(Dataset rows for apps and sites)
.....

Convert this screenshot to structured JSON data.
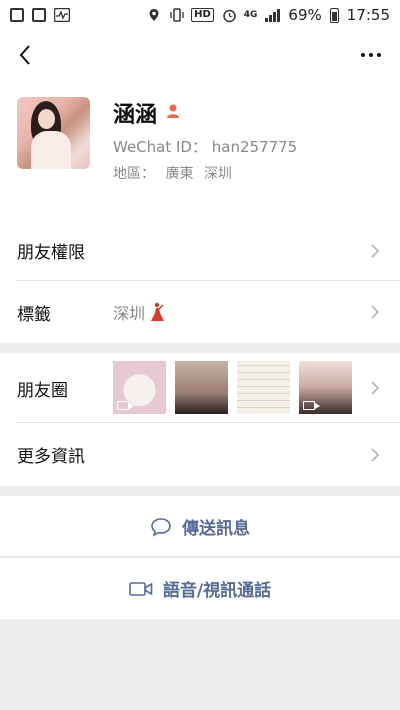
{
  "status_bar": {
    "battery": "69%",
    "time": "17:55",
    "network": "4G",
    "hd": "HD"
  },
  "profile": {
    "name": "涵涵",
    "wechat_id": "WeChat ID： han257775",
    "region_label": "地區：",
    "region_province": "廣東",
    "region_city": "深圳"
  },
  "rows": {
    "friend_permissions": "朋友權限",
    "tags_label": "標籤",
    "tags_value": "深圳",
    "moments_label": "朋友圈",
    "more_info": "更多資訊"
  },
  "actions": {
    "send_message": "傳送訊息",
    "voice_video_call": "語音/視訊通話"
  },
  "colors": {
    "link": "#576b95",
    "gender_badge": "#e56a4a",
    "background": "#ededed"
  }
}
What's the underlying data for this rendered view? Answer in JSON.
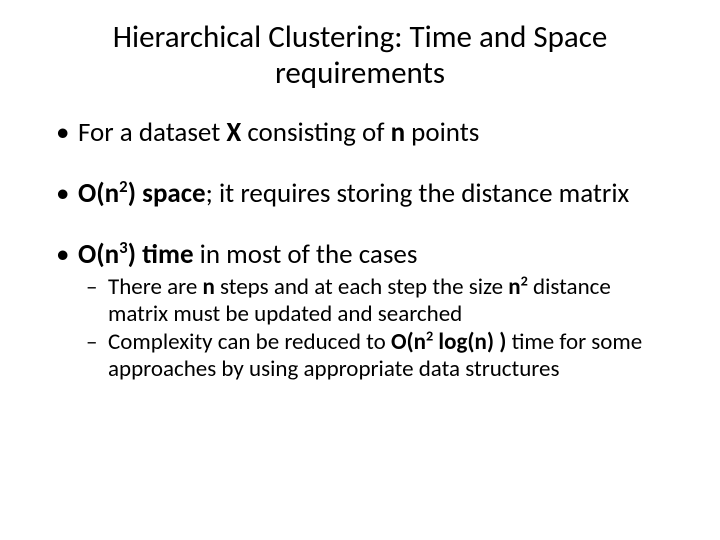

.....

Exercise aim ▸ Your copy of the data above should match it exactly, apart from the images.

The completed task ▸
Convert this screenshot to structured JSON data.
{
  "status_bar": {
    "battery": "69%",
    "time": "17:55",
    "network": "4G",
    "hd": "HD"
  },
  "profile": {
    "name": "涵涵",
    "wechat_id": "WeChat ID： han257775",
    "region_label": "地區：",
    "region_province": "廣東",
    "region_city": "深圳"
  },
  "rows": {
    "friend_permissions": "朋友權限",
    "tags_label": "標籤",
    "tags_value": "深圳",
    "moments_label": "朋友圈",
    "more_info": "更多資訊"
  },
  "actions": {
    "send_message": "傳送訊息",
    "voice_video_call": "語音/視訊通話"
  },
  "colors": {
    "link": "#576b95",
    "gender_badge": "#e56a4a",
    "background": "#ededed"
  }
}
What's the underlying data for this rendered view? Answer in JSON.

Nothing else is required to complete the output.